■ Task directions
What you return must match the records exactly, with every line included.

** Opening Supplied data block **

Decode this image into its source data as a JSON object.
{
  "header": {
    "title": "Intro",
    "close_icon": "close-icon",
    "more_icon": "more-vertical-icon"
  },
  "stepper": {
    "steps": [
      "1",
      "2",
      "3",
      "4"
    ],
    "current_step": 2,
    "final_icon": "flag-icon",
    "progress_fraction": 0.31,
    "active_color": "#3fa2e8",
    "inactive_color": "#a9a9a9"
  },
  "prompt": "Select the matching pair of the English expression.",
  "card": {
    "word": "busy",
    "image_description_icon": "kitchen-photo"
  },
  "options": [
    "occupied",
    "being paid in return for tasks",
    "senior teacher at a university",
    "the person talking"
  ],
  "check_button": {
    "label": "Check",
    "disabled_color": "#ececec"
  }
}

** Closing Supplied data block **

■ Response to this exercise
Decode this image into its source data as a JSON object.
{
  "header": {
    "title": "Intro",
    "close_icon": "close-icon",
    "more_icon": "more-vertical-icon"
  },
  "stepper": {
    "steps": [
      "1",
      "2",
      "3",
      "4"
    ],
    "current_step": 2,
    "final_icon": "flag-icon",
    "progress_fraction": 0.31,
    "active_color": "#3fa2e8",
    "inactive_color": "#a9a9a9"
  },
  "prompt": "Select the matching pair of the English expression.",
  "card": {
    "word": "busy",
    "image_description_icon": "kitchen-photo"
  },
  "options": [
    "occupied",
    "being paid in return for tasks",
    "senior teacher at a university",
    "the person talking"
  ],
  "check_button": {
    "label": "Check",
    "disabled_color": "#ececec"
  }
}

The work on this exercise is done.